There is a conversation Rebekah has had probably a hundred times and more with people struggling in a marriage, or with their children. Sometimes the damage appears irreparable; often there are huge issues they don’t want to talk about; always she counted the fact they were in her office at all as a sign of possible hope. The exchange went/goes like this:
- Them: “We are so unhappy/broken/angry/sad.…”
- Rebekah: “What would you like to see happen?“
- Them: “We just want things to go back to the way they used to be….”
- Rebekah: “No. You. Do. Not! ‘The way things were’ is exactly what got you to this point! ‘The way things used to be’ is not a road you need to be traveling again! If this relationship is going to succeed, and if there is to be healing, then there needs to be redemptive change going forward...”
“Things can never be the same,” is not a bad or a harsh or a necessarily disappointing thing to say! Redemption is about a new direction, and that kind of newness always moves forwards.
When Jesus helped his friends catch the boatload of fish he didn’t suggest new tackle, better bait, state of the art rods, or offer to wind back the clock so they could do the same thing again. No, he told them to fish from the other side of the boat! (John 21:5-7)
So here we are. We cannot go back but we can – we must – follow Jesus in a new direction.
The good news is that God’s invitation into newness is always one loaded with promise and healing. Our opportunity is to move into what the New Testament describes as, “The life that is truly life!” (1 Timothy 6:17-19)
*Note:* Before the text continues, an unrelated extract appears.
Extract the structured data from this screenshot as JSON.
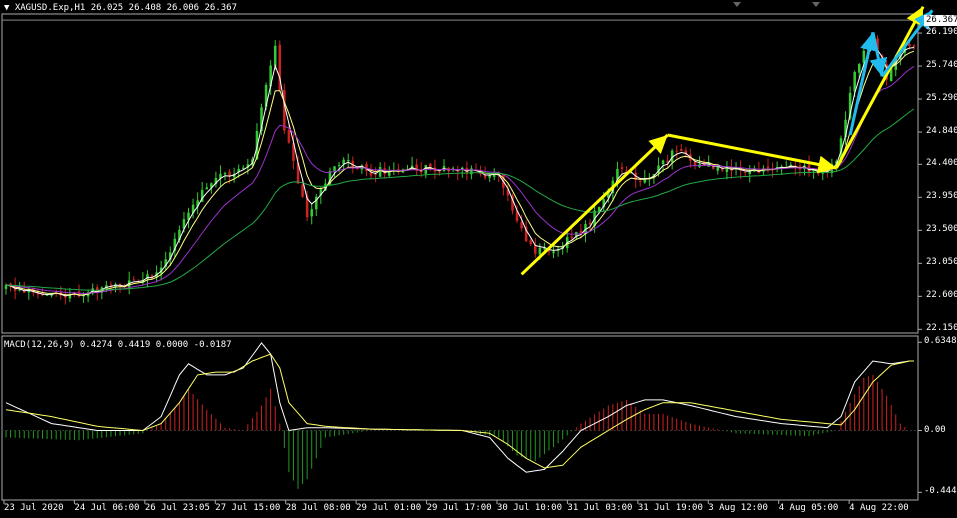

What is it again that Isaiah says? “Forget the former things.”
Peace – and so much promise – DEREK